Oh! Lord have mercy! I think they have been so indoctrinated. When I grew up in Kingsport, before Eastman was there, George Eastman was brought to the public schools, he was brought to Sunday Schools, and introduced as a man, coming in there, to set up an industry to bring . . . 386 people down out of the mountains, to give them good wages for the first time, a decent place to live, and Johnson, who was head of the Improvement Company would take off his glasses, and tears would come into his eyes, you know, because all these wonderful people were coming there to build up our community, and there is a could all over Kingsport, you can't out loud, you know, say very much about this because it has been built into children all the way along. And when I went to Chapel Hill, even Odom and Brooks of the Sociology Department were pointing out this ideal city of industry that was building up by intention from the beginning.
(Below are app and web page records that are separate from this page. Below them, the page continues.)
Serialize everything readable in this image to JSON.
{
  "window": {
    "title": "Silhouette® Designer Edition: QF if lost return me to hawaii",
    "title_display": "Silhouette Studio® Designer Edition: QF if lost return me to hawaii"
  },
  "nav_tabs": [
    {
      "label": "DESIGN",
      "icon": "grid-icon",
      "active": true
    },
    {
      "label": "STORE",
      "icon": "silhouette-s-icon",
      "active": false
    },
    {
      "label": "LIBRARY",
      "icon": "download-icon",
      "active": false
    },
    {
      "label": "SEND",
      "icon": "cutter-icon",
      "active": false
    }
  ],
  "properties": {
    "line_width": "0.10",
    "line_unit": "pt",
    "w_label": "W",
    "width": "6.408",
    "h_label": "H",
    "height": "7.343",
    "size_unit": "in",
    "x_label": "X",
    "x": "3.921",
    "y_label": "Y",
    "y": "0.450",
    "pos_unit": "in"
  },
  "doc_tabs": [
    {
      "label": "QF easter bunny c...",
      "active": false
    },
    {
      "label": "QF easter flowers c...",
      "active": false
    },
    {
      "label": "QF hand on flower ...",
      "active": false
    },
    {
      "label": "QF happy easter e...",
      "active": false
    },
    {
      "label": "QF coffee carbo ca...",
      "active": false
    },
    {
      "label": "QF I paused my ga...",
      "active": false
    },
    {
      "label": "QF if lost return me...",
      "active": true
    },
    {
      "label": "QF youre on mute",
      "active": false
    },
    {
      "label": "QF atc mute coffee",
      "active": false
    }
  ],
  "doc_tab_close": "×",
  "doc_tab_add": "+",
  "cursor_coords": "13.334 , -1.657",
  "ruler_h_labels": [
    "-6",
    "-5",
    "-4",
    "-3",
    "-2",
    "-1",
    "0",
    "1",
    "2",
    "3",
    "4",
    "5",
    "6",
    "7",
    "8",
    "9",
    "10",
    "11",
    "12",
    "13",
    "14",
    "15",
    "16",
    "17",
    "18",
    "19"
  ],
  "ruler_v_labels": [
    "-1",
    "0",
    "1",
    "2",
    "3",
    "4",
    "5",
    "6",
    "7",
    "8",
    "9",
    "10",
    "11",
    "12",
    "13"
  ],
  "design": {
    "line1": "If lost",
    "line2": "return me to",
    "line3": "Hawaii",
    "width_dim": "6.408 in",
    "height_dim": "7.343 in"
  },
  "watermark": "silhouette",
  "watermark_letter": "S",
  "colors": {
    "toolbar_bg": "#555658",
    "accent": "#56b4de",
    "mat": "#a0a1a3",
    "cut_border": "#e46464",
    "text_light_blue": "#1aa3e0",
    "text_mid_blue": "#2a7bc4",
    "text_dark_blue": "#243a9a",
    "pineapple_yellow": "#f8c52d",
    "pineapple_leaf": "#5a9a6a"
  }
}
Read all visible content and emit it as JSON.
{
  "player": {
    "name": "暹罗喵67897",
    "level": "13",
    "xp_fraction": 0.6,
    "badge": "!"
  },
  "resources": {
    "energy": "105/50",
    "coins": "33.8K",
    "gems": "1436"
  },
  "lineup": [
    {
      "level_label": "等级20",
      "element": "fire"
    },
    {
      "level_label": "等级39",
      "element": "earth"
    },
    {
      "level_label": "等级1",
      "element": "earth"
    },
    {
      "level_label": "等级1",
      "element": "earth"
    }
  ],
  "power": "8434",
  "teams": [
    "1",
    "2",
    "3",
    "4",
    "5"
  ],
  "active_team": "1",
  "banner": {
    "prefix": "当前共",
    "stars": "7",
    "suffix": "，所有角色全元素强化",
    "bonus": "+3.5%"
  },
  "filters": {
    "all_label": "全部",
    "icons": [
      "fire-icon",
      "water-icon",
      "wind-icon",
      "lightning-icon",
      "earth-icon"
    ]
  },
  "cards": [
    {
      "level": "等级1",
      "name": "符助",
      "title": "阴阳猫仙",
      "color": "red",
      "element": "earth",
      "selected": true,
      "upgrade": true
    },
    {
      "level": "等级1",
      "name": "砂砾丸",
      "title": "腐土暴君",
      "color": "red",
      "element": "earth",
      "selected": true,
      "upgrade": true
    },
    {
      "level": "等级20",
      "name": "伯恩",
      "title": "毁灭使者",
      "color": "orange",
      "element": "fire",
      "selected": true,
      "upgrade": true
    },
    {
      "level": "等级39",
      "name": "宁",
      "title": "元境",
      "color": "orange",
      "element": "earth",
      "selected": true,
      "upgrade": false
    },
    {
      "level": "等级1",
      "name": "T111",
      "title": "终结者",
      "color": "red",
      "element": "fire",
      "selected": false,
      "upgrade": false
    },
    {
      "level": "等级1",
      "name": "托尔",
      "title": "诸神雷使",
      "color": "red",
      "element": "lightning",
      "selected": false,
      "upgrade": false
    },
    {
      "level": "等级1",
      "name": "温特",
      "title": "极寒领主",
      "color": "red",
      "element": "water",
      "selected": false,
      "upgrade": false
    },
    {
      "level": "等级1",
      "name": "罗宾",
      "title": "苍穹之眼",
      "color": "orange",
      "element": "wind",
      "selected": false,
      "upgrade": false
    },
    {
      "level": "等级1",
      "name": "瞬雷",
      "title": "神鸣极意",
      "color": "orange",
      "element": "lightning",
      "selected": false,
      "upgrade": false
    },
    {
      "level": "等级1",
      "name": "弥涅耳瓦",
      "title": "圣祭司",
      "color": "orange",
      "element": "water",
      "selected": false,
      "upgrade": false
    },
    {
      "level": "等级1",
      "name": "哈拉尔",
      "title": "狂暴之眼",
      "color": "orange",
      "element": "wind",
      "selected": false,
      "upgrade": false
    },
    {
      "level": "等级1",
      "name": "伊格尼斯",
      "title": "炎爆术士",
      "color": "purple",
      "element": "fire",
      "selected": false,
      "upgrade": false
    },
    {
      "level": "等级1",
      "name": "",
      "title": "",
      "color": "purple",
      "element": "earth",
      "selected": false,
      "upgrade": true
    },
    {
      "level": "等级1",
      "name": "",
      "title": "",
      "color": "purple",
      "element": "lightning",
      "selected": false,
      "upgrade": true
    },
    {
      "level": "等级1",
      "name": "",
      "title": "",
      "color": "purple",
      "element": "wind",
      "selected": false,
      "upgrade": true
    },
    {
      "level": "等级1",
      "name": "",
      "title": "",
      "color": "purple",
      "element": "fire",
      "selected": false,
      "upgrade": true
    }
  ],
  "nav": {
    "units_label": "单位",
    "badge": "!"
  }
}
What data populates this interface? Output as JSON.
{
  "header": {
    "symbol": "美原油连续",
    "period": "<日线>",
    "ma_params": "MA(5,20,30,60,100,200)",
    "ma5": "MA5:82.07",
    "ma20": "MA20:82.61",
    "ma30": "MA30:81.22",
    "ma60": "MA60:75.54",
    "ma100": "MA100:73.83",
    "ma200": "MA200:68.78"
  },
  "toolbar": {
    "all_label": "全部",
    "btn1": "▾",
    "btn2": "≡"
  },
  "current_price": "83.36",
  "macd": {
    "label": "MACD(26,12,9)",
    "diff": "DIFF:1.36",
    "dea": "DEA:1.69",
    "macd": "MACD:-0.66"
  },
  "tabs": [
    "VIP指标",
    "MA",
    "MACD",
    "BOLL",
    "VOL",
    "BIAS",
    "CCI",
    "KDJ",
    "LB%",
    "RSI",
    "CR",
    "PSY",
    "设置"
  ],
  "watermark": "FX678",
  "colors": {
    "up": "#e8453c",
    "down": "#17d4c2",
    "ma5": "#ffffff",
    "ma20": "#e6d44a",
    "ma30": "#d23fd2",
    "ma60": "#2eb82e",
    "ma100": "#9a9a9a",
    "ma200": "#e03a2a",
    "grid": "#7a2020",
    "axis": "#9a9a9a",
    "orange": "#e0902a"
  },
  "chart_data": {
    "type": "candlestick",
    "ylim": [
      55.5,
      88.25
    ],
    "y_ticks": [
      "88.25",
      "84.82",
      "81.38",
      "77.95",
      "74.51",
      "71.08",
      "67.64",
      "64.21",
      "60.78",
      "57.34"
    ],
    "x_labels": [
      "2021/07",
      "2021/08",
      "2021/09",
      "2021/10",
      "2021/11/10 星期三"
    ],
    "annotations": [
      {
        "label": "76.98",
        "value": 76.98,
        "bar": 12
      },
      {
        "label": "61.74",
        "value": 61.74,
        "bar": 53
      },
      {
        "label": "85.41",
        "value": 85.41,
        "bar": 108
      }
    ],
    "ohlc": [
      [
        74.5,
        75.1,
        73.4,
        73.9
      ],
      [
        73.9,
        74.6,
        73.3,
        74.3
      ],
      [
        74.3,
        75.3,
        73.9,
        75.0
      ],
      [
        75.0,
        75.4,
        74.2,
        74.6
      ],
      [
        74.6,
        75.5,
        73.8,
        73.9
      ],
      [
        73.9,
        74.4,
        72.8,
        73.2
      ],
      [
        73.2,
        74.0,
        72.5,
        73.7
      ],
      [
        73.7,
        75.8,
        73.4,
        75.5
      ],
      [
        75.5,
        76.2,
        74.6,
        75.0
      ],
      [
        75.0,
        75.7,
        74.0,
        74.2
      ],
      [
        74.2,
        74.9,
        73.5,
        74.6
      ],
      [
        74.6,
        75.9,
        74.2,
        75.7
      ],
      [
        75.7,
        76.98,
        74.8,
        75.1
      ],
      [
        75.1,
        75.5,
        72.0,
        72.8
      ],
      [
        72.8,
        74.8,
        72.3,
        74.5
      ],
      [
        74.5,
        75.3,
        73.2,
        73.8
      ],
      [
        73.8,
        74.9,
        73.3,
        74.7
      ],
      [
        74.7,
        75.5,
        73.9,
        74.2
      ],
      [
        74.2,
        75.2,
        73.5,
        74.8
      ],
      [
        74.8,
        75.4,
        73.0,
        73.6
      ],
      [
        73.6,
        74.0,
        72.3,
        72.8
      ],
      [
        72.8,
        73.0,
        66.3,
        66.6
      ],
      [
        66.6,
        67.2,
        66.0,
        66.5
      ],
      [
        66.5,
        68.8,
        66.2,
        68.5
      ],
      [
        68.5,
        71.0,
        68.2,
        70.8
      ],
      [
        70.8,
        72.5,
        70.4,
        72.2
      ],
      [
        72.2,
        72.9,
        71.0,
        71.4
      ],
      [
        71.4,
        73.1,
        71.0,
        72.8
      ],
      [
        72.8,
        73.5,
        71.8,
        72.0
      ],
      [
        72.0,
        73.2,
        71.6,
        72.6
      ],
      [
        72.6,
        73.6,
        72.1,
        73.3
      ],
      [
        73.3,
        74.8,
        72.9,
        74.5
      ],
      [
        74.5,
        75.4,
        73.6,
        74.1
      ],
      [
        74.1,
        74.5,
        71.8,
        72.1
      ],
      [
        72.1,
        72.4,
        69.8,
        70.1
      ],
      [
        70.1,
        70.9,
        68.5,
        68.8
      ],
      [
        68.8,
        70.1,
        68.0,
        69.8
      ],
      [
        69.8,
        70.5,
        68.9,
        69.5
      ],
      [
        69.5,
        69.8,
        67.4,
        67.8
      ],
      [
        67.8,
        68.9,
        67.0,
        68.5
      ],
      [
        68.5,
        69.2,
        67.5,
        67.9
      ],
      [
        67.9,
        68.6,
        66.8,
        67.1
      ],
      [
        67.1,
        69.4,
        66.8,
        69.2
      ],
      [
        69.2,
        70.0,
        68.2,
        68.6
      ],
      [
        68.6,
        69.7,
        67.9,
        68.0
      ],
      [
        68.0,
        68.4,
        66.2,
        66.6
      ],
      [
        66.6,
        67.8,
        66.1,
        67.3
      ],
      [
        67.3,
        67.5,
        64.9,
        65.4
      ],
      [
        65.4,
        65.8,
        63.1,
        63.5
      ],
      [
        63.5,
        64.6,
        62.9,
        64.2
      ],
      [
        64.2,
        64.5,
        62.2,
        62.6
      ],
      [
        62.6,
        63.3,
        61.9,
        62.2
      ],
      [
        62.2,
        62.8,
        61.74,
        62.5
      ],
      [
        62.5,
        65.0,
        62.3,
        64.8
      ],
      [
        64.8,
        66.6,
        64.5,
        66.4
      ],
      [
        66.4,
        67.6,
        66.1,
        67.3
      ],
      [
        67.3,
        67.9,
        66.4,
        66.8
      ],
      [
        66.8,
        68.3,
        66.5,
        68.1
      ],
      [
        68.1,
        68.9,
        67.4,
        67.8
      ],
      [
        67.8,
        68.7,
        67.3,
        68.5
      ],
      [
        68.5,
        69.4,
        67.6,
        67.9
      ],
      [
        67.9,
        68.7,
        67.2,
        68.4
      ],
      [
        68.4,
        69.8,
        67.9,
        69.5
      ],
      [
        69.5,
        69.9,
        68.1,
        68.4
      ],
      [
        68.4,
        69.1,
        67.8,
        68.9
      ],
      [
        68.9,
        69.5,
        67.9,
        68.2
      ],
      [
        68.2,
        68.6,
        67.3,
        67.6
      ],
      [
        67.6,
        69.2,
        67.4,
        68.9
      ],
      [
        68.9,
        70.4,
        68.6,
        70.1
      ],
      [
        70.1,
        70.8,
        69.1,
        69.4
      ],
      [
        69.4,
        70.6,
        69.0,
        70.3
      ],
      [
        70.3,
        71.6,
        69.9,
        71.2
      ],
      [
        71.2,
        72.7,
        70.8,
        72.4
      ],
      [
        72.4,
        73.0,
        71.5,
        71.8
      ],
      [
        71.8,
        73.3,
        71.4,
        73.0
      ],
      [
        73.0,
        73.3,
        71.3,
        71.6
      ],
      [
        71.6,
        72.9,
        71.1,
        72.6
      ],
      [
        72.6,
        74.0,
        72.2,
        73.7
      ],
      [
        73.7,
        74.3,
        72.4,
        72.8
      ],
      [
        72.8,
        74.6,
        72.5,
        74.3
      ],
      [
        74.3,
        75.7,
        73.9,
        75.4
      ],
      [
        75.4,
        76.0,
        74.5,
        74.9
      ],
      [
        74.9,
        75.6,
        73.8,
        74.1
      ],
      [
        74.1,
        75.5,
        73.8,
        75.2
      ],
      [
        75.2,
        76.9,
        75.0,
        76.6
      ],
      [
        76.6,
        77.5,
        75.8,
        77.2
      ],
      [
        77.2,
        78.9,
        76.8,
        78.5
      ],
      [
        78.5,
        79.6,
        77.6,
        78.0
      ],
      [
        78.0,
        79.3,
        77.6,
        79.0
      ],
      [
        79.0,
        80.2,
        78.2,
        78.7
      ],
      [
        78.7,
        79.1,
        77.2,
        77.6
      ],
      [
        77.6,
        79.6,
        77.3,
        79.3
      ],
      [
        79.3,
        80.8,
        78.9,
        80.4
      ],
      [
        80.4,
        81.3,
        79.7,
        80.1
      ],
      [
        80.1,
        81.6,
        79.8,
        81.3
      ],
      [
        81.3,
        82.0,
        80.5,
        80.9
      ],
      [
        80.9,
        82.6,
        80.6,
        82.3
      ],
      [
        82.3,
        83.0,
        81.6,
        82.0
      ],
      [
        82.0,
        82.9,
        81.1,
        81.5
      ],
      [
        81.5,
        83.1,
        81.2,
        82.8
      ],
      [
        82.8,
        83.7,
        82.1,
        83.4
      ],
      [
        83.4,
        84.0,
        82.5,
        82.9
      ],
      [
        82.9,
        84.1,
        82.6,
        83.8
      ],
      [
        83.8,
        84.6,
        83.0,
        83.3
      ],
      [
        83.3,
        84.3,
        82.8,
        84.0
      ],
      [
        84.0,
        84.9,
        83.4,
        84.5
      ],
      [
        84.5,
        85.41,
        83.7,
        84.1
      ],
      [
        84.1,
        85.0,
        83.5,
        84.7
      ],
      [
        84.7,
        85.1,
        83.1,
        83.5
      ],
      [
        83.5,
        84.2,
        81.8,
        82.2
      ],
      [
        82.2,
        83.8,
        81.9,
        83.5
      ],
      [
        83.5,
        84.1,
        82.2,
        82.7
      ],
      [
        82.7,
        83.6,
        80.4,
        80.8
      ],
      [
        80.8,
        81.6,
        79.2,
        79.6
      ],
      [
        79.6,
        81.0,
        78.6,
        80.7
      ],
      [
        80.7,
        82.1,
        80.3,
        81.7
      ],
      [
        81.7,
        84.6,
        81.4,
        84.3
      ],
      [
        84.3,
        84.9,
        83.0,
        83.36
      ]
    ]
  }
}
But I would have never known-I never would have gotten underneath this-I didn't understand what was happening, but I never would have gotten underneath this if I hadn't taught in the public schools there. And then in the case . . . you go back in some of these homes, and it was another shock to me to see how these good wages were nothing . . . how the homes a good place to live . . . it was just horrible . . . in so many of these all the houses were alike, the shrubbery planted in the same place, the houses painted just the same way, and it was just . . . it was a shock that I didn't understand until a long time afterwards. But now I think I'm beginning to realize how things way back are making sense, and building up with picture, a commitment to something . . . well, you come, your experience has made you what you are, is what I'm trying to say, has done an awful lot to . . .
DALLAS A. BLANCHARD:
Recent experiences have helped to interpret those long time ago experiences.
NELLE MORTON:
Well they begin to bring them up, you know, and things make sense now that happened a long time ago you didn't understand at all. My work with the Fellowship was the most . . . probably the most satisfying . . . I am in the church . . . I . . . I . . . the Fellowship kept me in the church, I would have left the church then if I hadn't, because I was having so many problems within the Presbyterian Church both, um, peace, and race, and labor particularly.